  20. Novel PTCH1 Mutations in Patients with Keratocystic Odontogenic Tumors Screened for Nevoid Basal Cell Carcinoma (NBCC) Syndrome

    PubMed Central

    Pastorino, Lorenza; Pollio, Annamaria; Pellacani, Giovanni; Guarneri, Carmelo; Ghiorzo, Paola; Longo, Caterina; Bruno, William; Giusti, Francesca; Bassoli, Sara; Bianchi-Scarrà, Giovanna; Ruini, Cristel; Seidenari, Stefania; Tomasi, Aldo; Ponti, Giovanni

    2012-01-01

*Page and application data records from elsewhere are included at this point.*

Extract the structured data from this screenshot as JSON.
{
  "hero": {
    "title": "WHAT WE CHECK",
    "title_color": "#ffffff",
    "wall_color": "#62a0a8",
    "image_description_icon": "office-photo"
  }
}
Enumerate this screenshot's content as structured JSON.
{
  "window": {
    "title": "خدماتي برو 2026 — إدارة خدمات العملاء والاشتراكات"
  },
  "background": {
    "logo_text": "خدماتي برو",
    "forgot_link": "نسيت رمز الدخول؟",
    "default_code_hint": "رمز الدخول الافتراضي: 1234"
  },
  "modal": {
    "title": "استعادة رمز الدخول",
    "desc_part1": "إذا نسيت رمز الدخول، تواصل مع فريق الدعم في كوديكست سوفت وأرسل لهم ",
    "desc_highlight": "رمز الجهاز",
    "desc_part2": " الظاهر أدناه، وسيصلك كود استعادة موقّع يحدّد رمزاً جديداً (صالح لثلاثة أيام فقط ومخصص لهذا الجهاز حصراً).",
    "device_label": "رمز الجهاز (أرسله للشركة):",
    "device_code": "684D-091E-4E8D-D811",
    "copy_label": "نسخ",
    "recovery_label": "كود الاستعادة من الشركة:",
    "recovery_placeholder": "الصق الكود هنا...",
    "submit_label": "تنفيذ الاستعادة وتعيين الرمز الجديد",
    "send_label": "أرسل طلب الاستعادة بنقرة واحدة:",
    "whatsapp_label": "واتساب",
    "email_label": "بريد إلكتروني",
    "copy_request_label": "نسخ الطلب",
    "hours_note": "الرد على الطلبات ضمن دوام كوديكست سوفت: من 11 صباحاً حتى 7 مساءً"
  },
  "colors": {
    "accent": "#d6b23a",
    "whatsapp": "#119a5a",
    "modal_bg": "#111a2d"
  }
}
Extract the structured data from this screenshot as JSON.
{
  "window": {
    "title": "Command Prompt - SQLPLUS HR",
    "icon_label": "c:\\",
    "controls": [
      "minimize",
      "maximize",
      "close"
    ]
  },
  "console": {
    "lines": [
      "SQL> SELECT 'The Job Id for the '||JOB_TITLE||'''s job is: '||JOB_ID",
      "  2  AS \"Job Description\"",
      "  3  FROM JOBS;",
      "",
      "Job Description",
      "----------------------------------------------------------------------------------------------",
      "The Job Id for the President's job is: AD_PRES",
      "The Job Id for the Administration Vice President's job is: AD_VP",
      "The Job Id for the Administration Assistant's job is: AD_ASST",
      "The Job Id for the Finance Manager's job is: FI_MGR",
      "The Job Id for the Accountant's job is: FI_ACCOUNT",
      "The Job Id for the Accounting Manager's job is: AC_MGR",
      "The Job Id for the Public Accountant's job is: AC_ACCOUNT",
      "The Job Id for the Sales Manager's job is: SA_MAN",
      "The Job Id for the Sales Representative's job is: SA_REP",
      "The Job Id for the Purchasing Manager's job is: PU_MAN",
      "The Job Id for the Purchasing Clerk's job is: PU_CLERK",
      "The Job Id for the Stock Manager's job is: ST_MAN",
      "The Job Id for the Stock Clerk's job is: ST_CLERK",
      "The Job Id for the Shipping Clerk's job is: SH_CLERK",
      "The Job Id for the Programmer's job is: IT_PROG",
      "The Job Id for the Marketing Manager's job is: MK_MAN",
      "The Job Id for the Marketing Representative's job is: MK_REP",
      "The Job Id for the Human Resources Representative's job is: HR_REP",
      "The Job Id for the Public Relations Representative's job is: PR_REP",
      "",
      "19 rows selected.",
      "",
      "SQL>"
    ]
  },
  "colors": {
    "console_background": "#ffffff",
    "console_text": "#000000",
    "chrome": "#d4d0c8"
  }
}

    Keratocystic odontogenic tumors (KCOTs) are cystic tumors that arise sporadically or associated with nevoid basal cell carcinoma syndrome (NBCCS). NBCCS is a rare autosomal dominantly inherited disease mainly characterized by multiple basal cell carcinomas, KCOTs of the jaws and a variety of other tumors. PTCH1 mutation can be found both in sporadic or NBCCS associated KCOTs. The aim of the current study was to assess whether a combined clinical and bio-molecular approach could be suitable for the detection of NBCCS among patients with a diagnosis of keratocystic odontogenic tumors (KCOTs). The authors collected keratocystic odontogenic tumors recorded in the database of the Pathology Department of the University of Modena and Reggio Emilia during the period 1991–2011. Through interviews and examinations, family pedigrees were drawn for all patients affected by these odontogenic lesions. We found out that 18 of the 70 patients with KCOTs and/or multiple basal cell carcinomas actually met the clinical criteria for the diagnosis of NBCCS. A wide inter- and intra-familial phenotypic variability was evident in the families. Ameloblastomas (AMLs) were reported in two probands that are also carriers of the PCTH1 germline mutations. Nine germline mutations in the PTCH1 gene, 5 of them novel, were evident in 14 tested probands. The clinical evaluation of the keratocystic odontogenic tumors can be used as screening for the detection of families at risk of NBCCS. Keratocystic odontogenic lesions are uncommon, and their discovery deserves the search for associated cutaneous basal cell carcinomas and other benign and malignant tumors related to NBCCS. PMID:22952776